▸ TASK DIRECTIONS: For the records below, say how many lines contain the string "title". Give no other text.

:: INPUT DATA ::

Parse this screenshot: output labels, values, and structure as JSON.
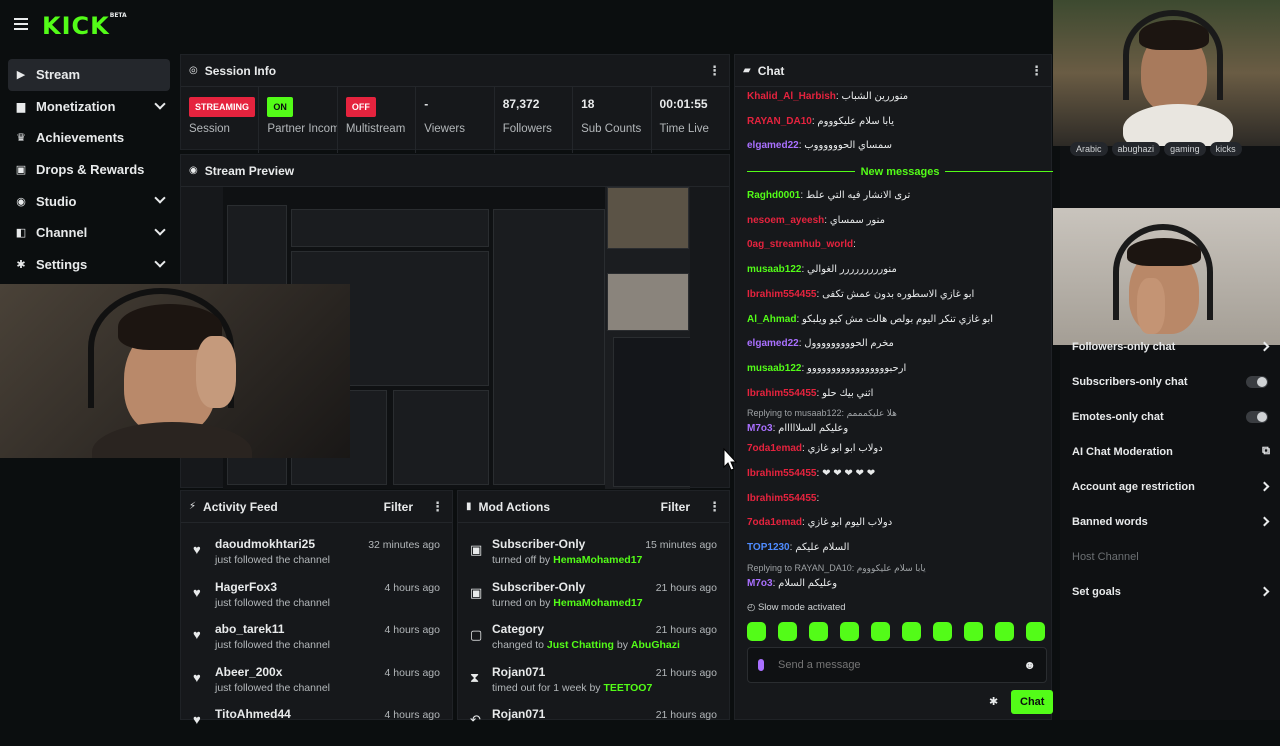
{
  "app": {
    "logo": "KICK",
    "logo_badge": "BETA"
  },
  "sidebar": {
    "items": [
      {
        "label": "Stream",
        "icon": "video-icon",
        "glyph": "▶",
        "active": true,
        "expandable": false
      },
      {
        "label": "Monetization",
        "icon": "money-icon",
        "glyph": "▆",
        "active": false,
        "expandable": true
      },
      {
        "label": "Achievements",
        "icon": "trophy-icon",
        "glyph": "♛",
        "active": false,
        "expandable": false
      },
      {
        "label": "Drops & Rewards",
        "icon": "gift-icon",
        "glyph": "▣",
        "active": false,
        "expandable": false
      },
      {
        "label": "Studio",
        "icon": "studio-icon",
        "glyph": "◉",
        "active": false,
        "expandable": true
      },
      {
        "label": "Channel",
        "icon": "channel-icon",
        "glyph": "◧",
        "active": false,
        "expandable": true
      },
      {
        "label": "Settings",
        "icon": "gear-icon",
        "glyph": "✱",
        "active": false,
        "expandable": true
      }
    ]
  },
  "session": {
    "title": "Session Info",
    "cells": [
      {
        "value": "STREAMING",
        "kind": "badge-red",
        "label": "Session"
      },
      {
        "value": "ON",
        "kind": "badge-green",
        "label": "Partner Income"
      },
      {
        "value": "OFF",
        "kind": "badge-red",
        "label": "Multistream"
      },
      {
        "value": "-",
        "kind": "text",
        "label": "Viewers"
      },
      {
        "value": "87,372",
        "kind": "text",
        "label": "Followers"
      },
      {
        "value": "18",
        "kind": "text",
        "label": "Sub Counts"
      },
      {
        "value": "00:01:55",
        "kind": "text",
        "label": "Time Live"
      }
    ]
  },
  "preview": {
    "title": "Stream Preview"
  },
  "activity": {
    "title": "Activity Feed",
    "filter": "Filter",
    "items": [
      {
        "name": "daoudmokhtari25",
        "sub": "just followed the channel",
        "time": "32 minutes ago"
      },
      {
        "name": "HagerFox3",
        "sub": "just followed the channel",
        "time": "4 hours ago"
      },
      {
        "name": "abo_tarek11",
        "sub": "just followed the channel",
        "time": "4 hours ago"
      },
      {
        "name": "Abeer_200x",
        "sub": "just followed the channel",
        "time": "4 hours ago"
      },
      {
        "name": "TitoAhmed44",
        "sub": "",
        "time": "4 hours ago"
      }
    ]
  },
  "mod": {
    "title": "Mod Actions",
    "filter": "Filter",
    "items": [
      {
        "icon": "gift-icon",
        "glyph": "▣",
        "name": "Subscriber-Only",
        "pre": "turned off by ",
        "hl": "HemaMohamed17",
        "post": "",
        "hl2": "",
        "time": "15 minutes ago"
      },
      {
        "icon": "gift-icon",
        "glyph": "▣",
        "name": "Subscriber-Only",
        "pre": "turned on by ",
        "hl": "HemaMohamed17",
        "post": "",
        "hl2": "",
        "time": "21 hours ago"
      },
      {
        "icon": "category-icon",
        "glyph": "▢",
        "name": "Category",
        "pre": "changed to ",
        "hl": "Just Chatting",
        "post": " by ",
        "hl2": "AbuGhazi",
        "time": "21 hours ago"
      },
      {
        "icon": "hourglass-icon",
        "glyph": "⧗",
        "name": "Rojan071",
        "pre": "timed out for 1 week by ",
        "hl": "TEETOO7",
        "post": "",
        "hl2": "",
        "time": "21 hours ago"
      },
      {
        "icon": "undo-icon",
        "glyph": "↶",
        "name": "Rojan071",
        "pre": "",
        "hl": "",
        "post": "",
        "hl2": "",
        "time": "21 hours ago"
      }
    ]
  },
  "chat": {
    "title": "Chat",
    "new_messages": "New messages",
    "top_messages": [
      {
        "user": "Khalid_Al_Harbish",
        "color": "#e5233e",
        "text": "منوررين الشباب"
      },
      {
        "user": "RAYAN_DA10",
        "color": "#e5233e",
        "text": "يابا سلام عليكوووم"
      },
      {
        "user": "elgamed22",
        "color": "#a970ff",
        "text": "سمساي الحووووووب"
      }
    ],
    "messages": [
      {
        "user": "Raghd0001",
        "color": "#53fc18",
        "text": "ترى الانشار فيه التي علط",
        "reply": ""
      },
      {
        "user": "nesoem_ayeesh",
        "color": "#e5233e",
        "text": "منور سمساي",
        "reply": ""
      },
      {
        "user": "0ag_streamhub_world",
        "color": "#e5233e",
        "text": "",
        "reply": ""
      },
      {
        "user": "musaab122",
        "color": "#53fc18",
        "text": "منوررررررررر الغوالي",
        "reply": ""
      },
      {
        "user": "Ibrahim554455",
        "color": "#e5233e",
        "text": "ابو غازي الاسطوره بدون عمش تكفى",
        "reply": ""
      },
      {
        "user": "Al_Ahmad",
        "color": "#53fc18",
        "text": "ابو غازي تنكر اليوم بولص هالت مش كيو ويلبكو",
        "reply": ""
      },
      {
        "user": "elgamed22",
        "color": "#a970ff",
        "text": "مخرم الحووووووووول",
        "reply": ""
      },
      {
        "user": "musaab122",
        "color": "#53fc18",
        "text": "ارحبووووووووووووووووو",
        "reply": ""
      },
      {
        "user": "Ibrahim554455",
        "color": "#e5233e",
        "text": "اثني بيك حلو",
        "reply": ""
      },
      {
        "user": "M7o3",
        "color": "#a970ff",
        "text": "وعليكم السلااااام",
        "reply": "Replying to musaab122: هلا عليكمممم"
      },
      {
        "user": "7oda1emad",
        "color": "#e5233e",
        "text": "دولاب ابو ابو غازي",
        "reply": ""
      },
      {
        "user": "Ibrahim554455",
        "color": "#e5233e",
        "text": "❤ ❤ ❤ ❤ ❤",
        "reply": ""
      },
      {
        "user": "Ibrahim554455",
        "color": "#e5233e",
        "text": "",
        "reply": ""
      },
      {
        "user": "7oda1emad",
        "color": "#e5233e",
        "text": "دولاب اليوم ابو غازي",
        "reply": ""
      },
      {
        "user": "TOP1230",
        "color": "#4f8cff",
        "text": "السلام عليكم",
        "reply": ""
      },
      {
        "user": "M7o3",
        "color": "#a970ff",
        "text": "وعليكم السلام",
        "reply": "Replying to RAYAN_DA10: يابا سلام عليكوووم"
      }
    ],
    "slow_mode": "Slow mode activated",
    "placeholder": "Send a message",
    "send_label": "Chat"
  },
  "right_panel": {
    "tags": [
      "Arabic",
      "abughazi",
      "gaming",
      "kicks"
    ],
    "settings": [
      {
        "label": "Followers-only chat",
        "control": "arrow",
        "dim": false
      },
      {
        "label": "Subscribers-only chat",
        "control": "toggle",
        "dim": false
      },
      {
        "label": "Emotes-only chat",
        "control": "toggle",
        "dim": false
      },
      {
        "label": "AI Chat Moderation",
        "control": "external",
        "dim": false
      },
      {
        "label": "Account age restriction",
        "control": "arrow",
        "dim": false
      },
      {
        "label": "Banned words",
        "control": "arrow",
        "dim": false
      },
      {
        "label": "Host Channel",
        "control": "none",
        "dim": true
      },
      {
        "label": "Set goals",
        "control": "arrow",
        "dim": false
      }
    ]
  },
  "colors": {
    "brand": "#53fc18",
    "danger": "#e5233e",
    "panel": "#16181b",
    "bg": "#0b0e0f"
  }
}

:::

▸ EXPECTED ANSWER: 5